Excerpts from an interface dataset:
Content starts
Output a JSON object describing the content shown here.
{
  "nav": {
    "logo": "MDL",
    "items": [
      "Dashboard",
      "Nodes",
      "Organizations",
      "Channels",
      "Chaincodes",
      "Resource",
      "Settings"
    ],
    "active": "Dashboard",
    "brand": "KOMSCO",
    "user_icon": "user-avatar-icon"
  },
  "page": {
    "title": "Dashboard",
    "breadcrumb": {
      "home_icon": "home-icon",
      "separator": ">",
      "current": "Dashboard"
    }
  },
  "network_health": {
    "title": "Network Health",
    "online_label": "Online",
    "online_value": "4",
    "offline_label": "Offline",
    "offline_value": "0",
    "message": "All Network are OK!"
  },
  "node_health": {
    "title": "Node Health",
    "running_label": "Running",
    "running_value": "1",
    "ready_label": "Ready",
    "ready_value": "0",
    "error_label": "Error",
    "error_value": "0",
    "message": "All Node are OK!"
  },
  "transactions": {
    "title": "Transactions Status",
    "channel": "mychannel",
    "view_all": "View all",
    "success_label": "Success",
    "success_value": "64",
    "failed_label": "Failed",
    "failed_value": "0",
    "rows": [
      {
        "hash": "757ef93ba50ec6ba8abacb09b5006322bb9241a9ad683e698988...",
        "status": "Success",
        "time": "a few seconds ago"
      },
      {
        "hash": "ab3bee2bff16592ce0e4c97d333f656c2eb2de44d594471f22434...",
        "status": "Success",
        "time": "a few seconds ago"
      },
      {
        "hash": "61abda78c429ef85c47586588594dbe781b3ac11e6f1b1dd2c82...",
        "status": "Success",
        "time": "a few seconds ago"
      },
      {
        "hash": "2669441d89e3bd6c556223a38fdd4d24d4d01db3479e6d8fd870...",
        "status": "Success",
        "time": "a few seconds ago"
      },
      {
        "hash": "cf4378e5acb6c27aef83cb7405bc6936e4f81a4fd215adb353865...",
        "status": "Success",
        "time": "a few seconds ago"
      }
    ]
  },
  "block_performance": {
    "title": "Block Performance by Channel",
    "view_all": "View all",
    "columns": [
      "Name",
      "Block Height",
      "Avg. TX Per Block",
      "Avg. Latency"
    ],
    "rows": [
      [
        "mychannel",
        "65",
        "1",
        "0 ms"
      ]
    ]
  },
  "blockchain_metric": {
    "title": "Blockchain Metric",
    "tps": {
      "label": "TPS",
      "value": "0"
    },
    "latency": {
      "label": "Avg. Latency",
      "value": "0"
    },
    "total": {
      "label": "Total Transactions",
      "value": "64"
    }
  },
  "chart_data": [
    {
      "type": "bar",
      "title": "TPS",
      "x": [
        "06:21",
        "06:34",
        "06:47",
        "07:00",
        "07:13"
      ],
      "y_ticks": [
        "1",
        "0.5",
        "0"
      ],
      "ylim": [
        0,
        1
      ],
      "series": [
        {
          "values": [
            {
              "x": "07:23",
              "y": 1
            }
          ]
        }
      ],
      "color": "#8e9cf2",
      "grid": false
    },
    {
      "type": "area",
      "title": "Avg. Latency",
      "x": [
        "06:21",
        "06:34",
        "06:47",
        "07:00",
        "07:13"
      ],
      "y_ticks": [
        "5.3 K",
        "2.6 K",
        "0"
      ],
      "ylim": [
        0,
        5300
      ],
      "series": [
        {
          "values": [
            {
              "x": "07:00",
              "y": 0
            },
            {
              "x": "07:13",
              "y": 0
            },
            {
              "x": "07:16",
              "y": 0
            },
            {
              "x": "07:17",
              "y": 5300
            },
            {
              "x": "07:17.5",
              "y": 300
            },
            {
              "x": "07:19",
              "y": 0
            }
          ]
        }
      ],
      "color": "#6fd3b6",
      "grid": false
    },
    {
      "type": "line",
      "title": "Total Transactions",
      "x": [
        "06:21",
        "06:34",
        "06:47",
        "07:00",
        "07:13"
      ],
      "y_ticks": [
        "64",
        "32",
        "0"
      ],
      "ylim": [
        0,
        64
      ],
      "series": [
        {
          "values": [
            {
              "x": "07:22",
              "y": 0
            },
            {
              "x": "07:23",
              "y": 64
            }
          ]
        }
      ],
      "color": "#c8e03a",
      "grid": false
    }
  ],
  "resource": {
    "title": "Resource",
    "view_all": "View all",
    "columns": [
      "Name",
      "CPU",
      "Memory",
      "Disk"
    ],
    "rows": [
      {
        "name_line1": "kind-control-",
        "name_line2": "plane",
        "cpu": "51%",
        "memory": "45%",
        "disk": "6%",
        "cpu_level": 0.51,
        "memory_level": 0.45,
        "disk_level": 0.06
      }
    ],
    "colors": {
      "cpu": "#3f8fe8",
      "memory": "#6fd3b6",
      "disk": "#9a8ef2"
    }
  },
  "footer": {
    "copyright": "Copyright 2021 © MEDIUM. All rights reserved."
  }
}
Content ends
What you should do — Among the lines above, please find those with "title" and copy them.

Result —
    "title": "Dashboard",
    "title": "Network Health",
    "title": "Node Health",
    "title": "Transactions Status",
    "title": "Block Performance by Channel",
    "title": "Blockchain Metric",
      "title": "TPS",
      "title": "Avg. Latency",
      "title": "Total Transactions",
    "title": "Resource",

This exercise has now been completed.